Judicial Interpretations of the General Water Pollution Offences: An Internal Coherence Perspective

UoM administered thesis: Unknown

  • Authors:
  • Munira Patel

Abstract

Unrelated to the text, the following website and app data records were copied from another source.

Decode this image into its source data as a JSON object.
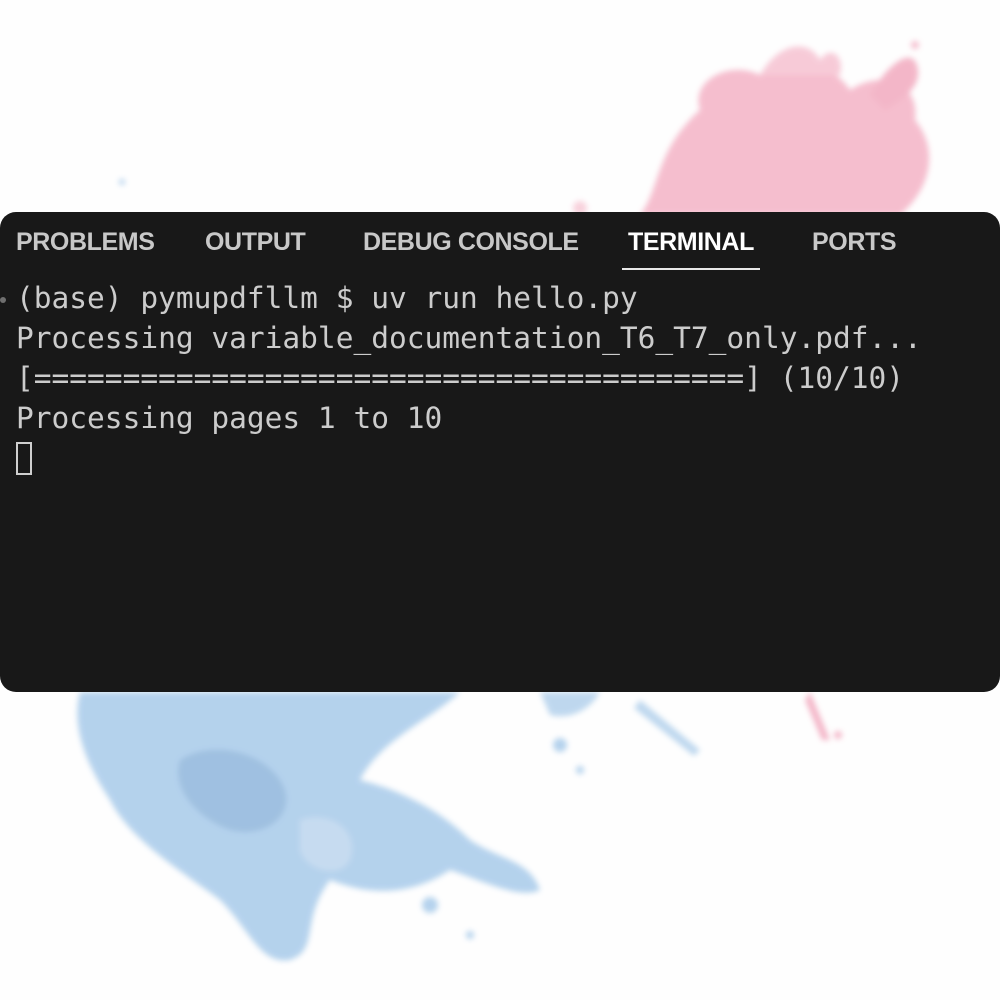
{
  "panel": {
    "tabs": [
      {
        "label": "PROBLEMS",
        "active": false
      },
      {
        "label": "OUTPUT",
        "active": false
      },
      {
        "label": "DEBUG CONSOLE",
        "active": false
      },
      {
        "label": "TERMINAL",
        "active": true
      },
      {
        "label": "PORTS",
        "active": false
      }
    ],
    "colors": {
      "background": "#181818",
      "text": "#cccccc",
      "active_tab": "#ffffff"
    }
  },
  "terminal": {
    "lines": [
      "(base) pymupdfllm $ uv run hello.py",
      "Processing variable_documentation_T6_T7_only.pdf...",
      "[========================================] (10/10)",
      "Processing pages 1 to 10"
    ],
    "cursor": "block-cursor"
  },
  "background": {
    "splash_colors": [
      "#f5b8c8",
      "#a9cbe8"
    ]
  }
}
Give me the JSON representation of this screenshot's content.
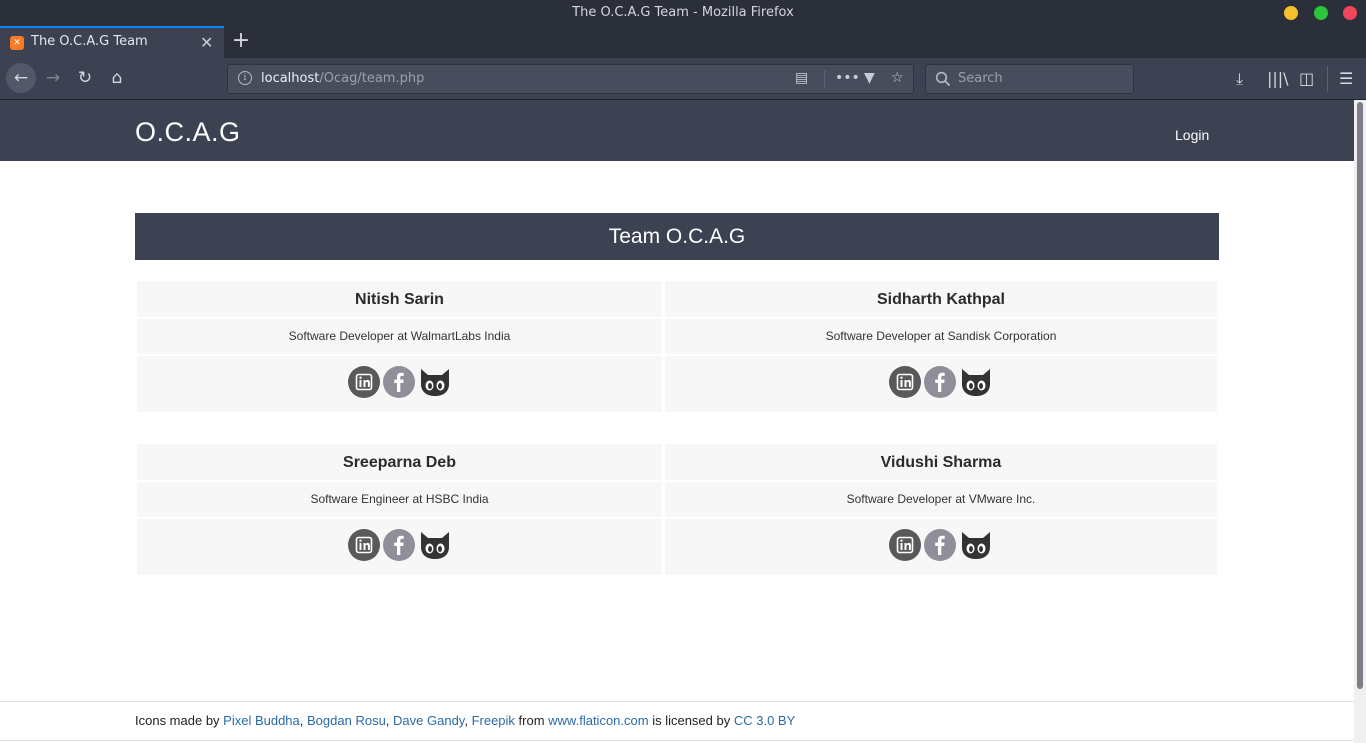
{
  "browser": {
    "window_title": "The O.C.A.G Team - Mozilla Firefox",
    "tab_title": "The O.C.A.G Team",
    "url_host": "localhost",
    "url_path": "/Ocag/team.php",
    "search_placeholder": "Search",
    "new_tab_glyph": "+",
    "close_tab_glyph": "✕"
  },
  "site": {
    "brand": "O.C.A.G",
    "login": "Login",
    "banner_title": "Team O.C.A.G"
  },
  "team": [
    {
      "name": "Nitish Sarin",
      "role": "Software Developer at WalmartLabs India"
    },
    {
      "name": "Sidharth Kathpal",
      "role": "Software Developer at Sandisk Corporation"
    },
    {
      "name": "Sreeparna Deb",
      "role": "Software Engineer at HSBC India"
    },
    {
      "name": "Vidushi Sharma",
      "role": "Software Developer at VMware Inc."
    }
  ],
  "footer": {
    "prefix": "Icons made by ",
    "author1": "Pixel Buddha",
    "sep1": ", ",
    "author2": "Bogdan Rosu",
    "sep2": ", ",
    "author3": "Dave Gandy",
    "sep3": ", ",
    "author4": "Freepik",
    "from": " from ",
    "site": "www.flaticon.com",
    "licensed": " is licensed by ",
    "license": "CC 3.0 BY"
  },
  "icons": {
    "linkedin": "linkedin-icon",
    "facebook": "facebook-icon",
    "github": "github-icon"
  },
  "colors": {
    "header_bg": "#3c4252",
    "card_bg": "#f7f7f7",
    "link": "#2a6aa8",
    "linkedin": "#595959",
    "facebook": "#8f8f9a"
  }
}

Using the critical research framework of immanent critique, this thesis assesses judicial interpretations of the general water pollution offences under Regulation 12(1)(b) of the Environmental Permitting (England and Wales) Regulations 2016. Regulation 12(1)(b) states that ‘a person must not, except under and to the extent authorised by an environmental permit cause or knowingly permit a water discharge activity or groundwater activity’. Immanent critique has the aim of investigating and assessing the relationship between ideals and reality to measure how far the key claims, values or assumptions of a legislative provision or institution are realised in actual practice. The thesis uses the term ‘internal coherence’ to describe coherence between the legislative goals that underpin the water pollution offences of ‘causing’ and ‘knowingly permitting’ and judicial interpretations of these offences. A critical analysis of judicial interpretations of the water pollution offences of ‘causing’ and ‘knowingly permitting’ using the lens of immanent critique complements and develops the existing water pollution prevention and environmental law literature. It illustrates the merits of assessing the relationship between ‘law in books’ and ‘law in action’ by examining the mismatch between legislative ideals and interpretative outcomes. An analysis of the relationship between the promise and performance of the general water pollution offence of ‘causing’ (and to a much lesser extent the offence of ‘knowingly permits’ due to the paucity of prosecutions) has shown that in the early 1970s, the House of Lords (now Supreme Court) supported an internally coherent interpretation of ‘causing’. During the 1990s, judicial interpretations of these water pollution prevention offence were not internally coherent. Recently, the courts have explicitly supported an internally coherent interpretation of the water pollution offence of ‘causing’. This thesis is based on the argument that there is little or no point in introducing numerous environmental protection laws if efforts are not then made to investigate how these laws operate and if their professed ideal(s) are being realised in actual practice. This thesis illustrates the practical application of the theoretical framework of immanent critique to help legal academics promote coherence within the legal system, add to discussions about the maturity of environmental scholarship, and subject judicial reasoning to critical examinations in order to encourage public confidence in legal personal and address concerns and issues that (environmental) judges may either typically share or are likely to face during the interpretative process.

Details

Original languageEnglish
Awarding Institution
Supervisors/Advisors
Award date1 Aug 2019